▸ WHAT IS BEING ASKED:
Copy out every entry that follows, without a single picture.

--- DATASET RECORDS Enclosed Below ---

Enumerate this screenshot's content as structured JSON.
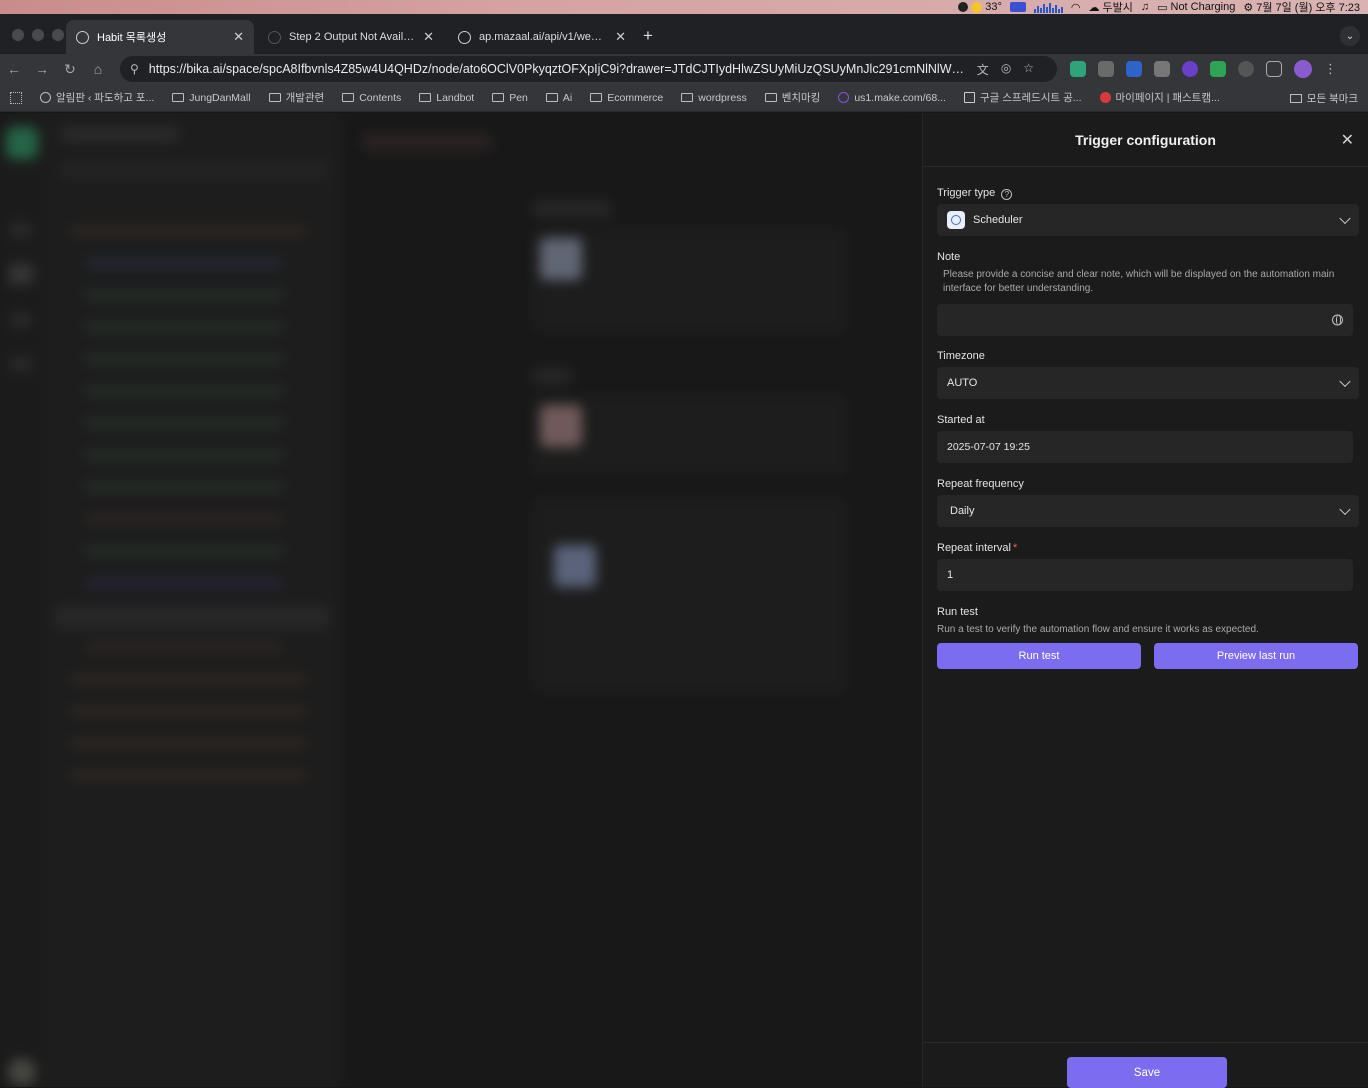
{
  "menubar": {
    "temperature": "33°",
    "weather_location": "두발시",
    "battery_status": "Not Charging",
    "datetime": "7월 7일 (월) 오후 7:23"
  },
  "browser": {
    "tabs": [
      {
        "title": "Habit 목록생성",
        "active": true
      },
      {
        "title": "Step 2 Output Not Available an",
        "active": false
      },
      {
        "title": "ap.mazaal.ai/api/v1/webhooks",
        "active": false
      }
    ],
    "url": "https://bika.ai/space/spcA8Ifbvnls4Z85w4U4QHDz/node/ato6OClV0PkyqztOFXpIjC9i?drawer=JTdCJTIydHlwZSUyMiUzQSUyMnJlc291cmNlNlWVkaXRvciU...",
    "bookmarks": [
      "알림판 ‹ 파도하고 포...",
      "JungDanMall",
      "개발관련",
      "Contents",
      "Landbot",
      "Pen",
      "Ai",
      "Ecommerce",
      "wordpress",
      "벤치마킹",
      "us1.make.com/68...",
      "구글 스프레드시트 공...",
      "마이페이지 | 패스트캠..."
    ],
    "bookmarks_right": "모든 북마크"
  },
  "drawer": {
    "title": "Trigger configuration",
    "trigger_type": {
      "label": "Trigger type",
      "value": "Scheduler"
    },
    "note": {
      "label": "Note",
      "description": "Please provide a concise and clear note, which will be displayed on the automation main interface for better understanding.",
      "value": ""
    },
    "timezone": {
      "label": "Timezone",
      "value": "AUTO"
    },
    "started_at": {
      "label": "Started at",
      "value": "2025-07-07 19:25"
    },
    "repeat_frequency": {
      "label": "Repeat frequency",
      "value": "Daily"
    },
    "repeat_interval": {
      "label": "Repeat interval",
      "required_mark": "*",
      "value": "1"
    },
    "run_test": {
      "label": "Run test",
      "description": "Run a test to verify the automation flow and ensure it works as expected.",
      "run_button": "Run test",
      "preview_button": "Preview last run"
    },
    "save_button": "Save"
  },
  "colors": {
    "accent": "#7b6cf0",
    "panel_bg": "#1b1b1b",
    "field_bg": "#262626"
  }
}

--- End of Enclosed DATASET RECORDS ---

▸ OUTPUT BELOW:
Enumerate this screenshot's content as structured JSON.
{
  "menubar": {
    "temperature": "33°",
    "weather_location": "두발시",
    "battery_status": "Not Charging",
    "datetime": "7월 7일 (월) 오후 7:23"
  },
  "browser": {
    "tabs": [
      {
        "title": "Habit 목록생성",
        "active": true
      },
      {
        "title": "Step 2 Output Not Available an",
        "active": false
      },
      {
        "title": "ap.mazaal.ai/api/v1/webhooks",
        "active": false
      }
    ],
    "url": "https://bika.ai/space/spcA8Ifbvnls4Z85w4U4QHDz/node/ato6OClV0PkyqztOFXpIjC9i?drawer=JTdCJTIydHlwZSUyMiUzQSUyMnJlc291cmNlNlWVkaXRvciU...",
    "bookmarks": [
      "알림판 ‹ 파도하고 포...",
      "JungDanMall",
      "개발관련",
      "Contents",
      "Landbot",
      "Pen",
      "Ai",
      "Ecommerce",
      "wordpress",
      "벤치마킹",
      "us1.make.com/68...",
      "구글 스프레드시트 공...",
      "마이페이지 | 패스트캠..."
    ],
    "bookmarks_right": "모든 북마크"
  },
  "drawer": {
    "title": "Trigger configuration",
    "trigger_type": {
      "label": "Trigger type",
      "value": "Scheduler"
    },
    "note": {
      "label": "Note",
      "description": "Please provide a concise and clear note, which will be displayed on the automation main interface for better understanding.",
      "value": ""
    },
    "timezone": {
      "label": "Timezone",
      "value": "AUTO"
    },
    "started_at": {
      "label": "Started at",
      "value": "2025-07-07 19:25"
    },
    "repeat_frequency": {
      "label": "Repeat frequency",
      "value": "Daily"
    },
    "repeat_interval": {
      "label": "Repeat interval",
      "required_mark": "*",
      "value": "1"
    },
    "run_test": {
      "label": "Run test",
      "description": "Run a test to verify the automation flow and ensure it works as expected.",
      "run_button": "Run test",
      "preview_button": "Preview last run"
    },
    "save_button": "Save"
  },
  "colors": {
    "accent": "#7b6cf0",
    "panel_bg": "#1b1b1b",
    "field_bg": "#262626"
  }
}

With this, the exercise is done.